> WORK TO COMPLETE: When a line in the records includes the string "title", it goes into the tally; report that tally alone.

^^^^

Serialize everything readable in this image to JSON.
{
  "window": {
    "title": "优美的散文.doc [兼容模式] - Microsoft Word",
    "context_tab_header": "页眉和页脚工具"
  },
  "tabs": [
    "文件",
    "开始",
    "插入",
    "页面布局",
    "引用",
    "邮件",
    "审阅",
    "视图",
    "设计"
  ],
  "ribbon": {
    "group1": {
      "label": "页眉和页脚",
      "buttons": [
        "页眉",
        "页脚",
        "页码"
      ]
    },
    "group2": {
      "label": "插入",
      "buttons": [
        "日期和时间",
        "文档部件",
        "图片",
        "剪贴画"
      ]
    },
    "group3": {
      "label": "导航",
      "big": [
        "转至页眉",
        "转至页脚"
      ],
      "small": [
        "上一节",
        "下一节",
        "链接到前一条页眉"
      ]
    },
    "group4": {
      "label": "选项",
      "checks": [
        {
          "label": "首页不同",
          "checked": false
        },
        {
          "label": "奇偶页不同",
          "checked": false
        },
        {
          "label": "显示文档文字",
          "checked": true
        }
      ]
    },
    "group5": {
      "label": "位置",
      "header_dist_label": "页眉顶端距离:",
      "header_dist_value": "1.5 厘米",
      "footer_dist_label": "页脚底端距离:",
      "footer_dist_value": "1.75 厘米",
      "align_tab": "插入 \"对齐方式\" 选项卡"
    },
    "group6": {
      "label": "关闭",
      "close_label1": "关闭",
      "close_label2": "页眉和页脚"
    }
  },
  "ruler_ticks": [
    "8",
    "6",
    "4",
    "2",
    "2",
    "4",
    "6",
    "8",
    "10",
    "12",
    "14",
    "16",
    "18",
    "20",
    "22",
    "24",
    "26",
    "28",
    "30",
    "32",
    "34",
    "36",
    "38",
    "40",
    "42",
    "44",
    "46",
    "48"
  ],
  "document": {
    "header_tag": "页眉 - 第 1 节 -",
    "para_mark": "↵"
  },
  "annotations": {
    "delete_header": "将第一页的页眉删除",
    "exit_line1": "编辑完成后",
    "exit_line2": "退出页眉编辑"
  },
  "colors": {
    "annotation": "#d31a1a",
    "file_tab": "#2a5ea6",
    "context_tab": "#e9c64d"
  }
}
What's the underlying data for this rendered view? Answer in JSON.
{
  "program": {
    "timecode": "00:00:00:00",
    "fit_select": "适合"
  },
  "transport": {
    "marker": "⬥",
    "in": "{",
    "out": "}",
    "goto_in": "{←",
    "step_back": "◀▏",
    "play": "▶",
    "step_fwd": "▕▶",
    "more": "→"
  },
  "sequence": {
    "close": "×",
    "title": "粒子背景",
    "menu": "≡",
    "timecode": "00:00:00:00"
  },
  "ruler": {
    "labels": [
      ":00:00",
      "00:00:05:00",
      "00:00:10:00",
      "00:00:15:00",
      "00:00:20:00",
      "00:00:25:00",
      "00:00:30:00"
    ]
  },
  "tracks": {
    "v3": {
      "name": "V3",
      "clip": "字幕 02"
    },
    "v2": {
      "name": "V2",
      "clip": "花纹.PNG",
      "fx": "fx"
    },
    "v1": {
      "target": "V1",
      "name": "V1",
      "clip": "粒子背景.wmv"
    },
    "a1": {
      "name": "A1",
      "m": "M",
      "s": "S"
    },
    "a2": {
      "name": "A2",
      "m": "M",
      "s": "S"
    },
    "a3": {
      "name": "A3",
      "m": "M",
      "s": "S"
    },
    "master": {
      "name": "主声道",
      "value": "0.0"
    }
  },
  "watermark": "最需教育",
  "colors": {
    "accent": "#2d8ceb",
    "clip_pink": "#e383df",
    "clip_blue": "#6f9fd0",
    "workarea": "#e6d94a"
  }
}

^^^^

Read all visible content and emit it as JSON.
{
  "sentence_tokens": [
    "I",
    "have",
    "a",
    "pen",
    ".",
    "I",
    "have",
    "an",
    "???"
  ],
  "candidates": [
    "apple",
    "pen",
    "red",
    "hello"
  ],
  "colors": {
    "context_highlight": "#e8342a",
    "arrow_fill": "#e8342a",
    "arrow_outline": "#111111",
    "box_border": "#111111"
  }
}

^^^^

> RESPONSE AREA: 2